Instructions to follow: All of the entries are to be printed exactly as they appear.

[Interface dataset entries]

*** Block opens ***

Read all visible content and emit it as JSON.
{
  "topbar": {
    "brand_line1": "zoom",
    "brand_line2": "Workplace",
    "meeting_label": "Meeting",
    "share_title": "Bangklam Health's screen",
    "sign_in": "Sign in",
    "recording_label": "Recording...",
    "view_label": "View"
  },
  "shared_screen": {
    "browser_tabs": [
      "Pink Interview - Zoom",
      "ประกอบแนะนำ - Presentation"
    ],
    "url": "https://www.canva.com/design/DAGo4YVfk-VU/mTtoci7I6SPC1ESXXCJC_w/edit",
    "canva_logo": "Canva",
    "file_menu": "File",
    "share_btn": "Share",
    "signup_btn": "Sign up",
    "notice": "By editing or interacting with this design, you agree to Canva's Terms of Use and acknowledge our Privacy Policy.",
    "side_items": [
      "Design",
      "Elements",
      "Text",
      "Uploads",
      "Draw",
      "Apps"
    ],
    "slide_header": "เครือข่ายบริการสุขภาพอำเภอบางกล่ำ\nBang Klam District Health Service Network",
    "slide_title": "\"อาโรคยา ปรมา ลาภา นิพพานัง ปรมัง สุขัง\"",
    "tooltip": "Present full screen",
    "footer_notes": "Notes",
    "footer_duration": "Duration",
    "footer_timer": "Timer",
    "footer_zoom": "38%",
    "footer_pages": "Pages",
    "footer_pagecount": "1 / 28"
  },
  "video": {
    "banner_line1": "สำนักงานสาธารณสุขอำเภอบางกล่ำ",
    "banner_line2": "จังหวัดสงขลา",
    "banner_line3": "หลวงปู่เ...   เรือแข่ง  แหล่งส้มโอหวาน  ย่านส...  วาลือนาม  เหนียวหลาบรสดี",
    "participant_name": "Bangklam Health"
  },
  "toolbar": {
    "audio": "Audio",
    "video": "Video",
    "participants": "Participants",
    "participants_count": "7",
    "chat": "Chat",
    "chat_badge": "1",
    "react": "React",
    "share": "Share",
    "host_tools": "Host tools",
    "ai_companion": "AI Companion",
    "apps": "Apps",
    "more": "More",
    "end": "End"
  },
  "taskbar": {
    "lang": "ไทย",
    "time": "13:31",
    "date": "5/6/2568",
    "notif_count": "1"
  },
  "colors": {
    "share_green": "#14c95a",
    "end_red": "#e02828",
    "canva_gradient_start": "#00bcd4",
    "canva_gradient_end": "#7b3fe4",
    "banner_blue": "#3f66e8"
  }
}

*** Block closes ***

Exercise result:
Read all visible content and emit it as JSON.
{
  "topbar": {
    "brand_line1": "zoom",
    "brand_line2": "Workplace",
    "meeting_label": "Meeting",
    "share_title": "Bangklam Health's screen",
    "sign_in": "Sign in",
    "recording_label": "Recording...",
    "view_label": "View"
  },
  "shared_screen": {
    "browser_tabs": [
      "Pink Interview - Zoom",
      "ประกอบแนะนำ - Presentation"
    ],
    "url": "https://www.canva.com/design/DAGo4YVfk-VU/mTtoci7I6SPC1ESXXCJC_w/edit",
    "canva_logo": "Canva",
    "file_menu": "File",
    "share_btn": "Share",
    "signup_btn": "Sign up",
    "notice": "By editing or interacting with this design, you agree to Canva's Terms of Use and acknowledge our Privacy Policy.",
    "side_items": [
      "Design",
      "Elements",
      "Text",
      "Uploads",
      "Draw",
      "Apps"
    ],
    "slide_header": "เครือข่ายบริการสุขภาพอำเภอบางกล่ำ\nBang Klam District Health Service Network",
    "slide_title": "\"อาโรคยา ปรมา ลาภา นิพพานัง ปรมัง สุขัง\"",
    "tooltip": "Present full screen",
    "footer_notes": "Notes",
    "footer_duration": "Duration",
    "footer_timer": "Timer",
    "footer_zoom": "38%",
    "footer_pages": "Pages",
    "footer_pagecount": "1 / 28"
  },
  "video": {
    "banner_line1": "สำนักงานสาธารณสุขอำเภอบางกล่ำ",
    "banner_line2": "จังหวัดสงขลา",
    "banner_line3": "หลวงปู่เ...   เรือแข่ง  แหล่งส้มโอหวาน  ย่านส...  วาลือนาม  เหนียวหลาบรสดี",
    "participant_name": "Bangklam Health"
  },
  "toolbar": {
    "audio": "Audio",
    "video": "Video",
    "participants": "Participants",
    "participants_count": "7",
    "chat": "Chat",
    "chat_badge": "1",
    "react": "React",
    "share": "Share",
    "host_tools": "Host tools",
    "ai_companion": "AI Companion",
    "apps": "Apps",
    "more": "More",
    "end": "End"
  },
  "taskbar": {
    "lang": "ไทย",
    "time": "13:31",
    "date": "5/6/2568",
    "notif_count": "1"
  },
  "colors": {
    "share_green": "#14c95a",
    "end_red": "#e02828",
    "canva_gradient_start": "#00bcd4",
    "canva_gradient_end": "#7b3fe4",
    "banner_blue": "#3f66e8"
  }
}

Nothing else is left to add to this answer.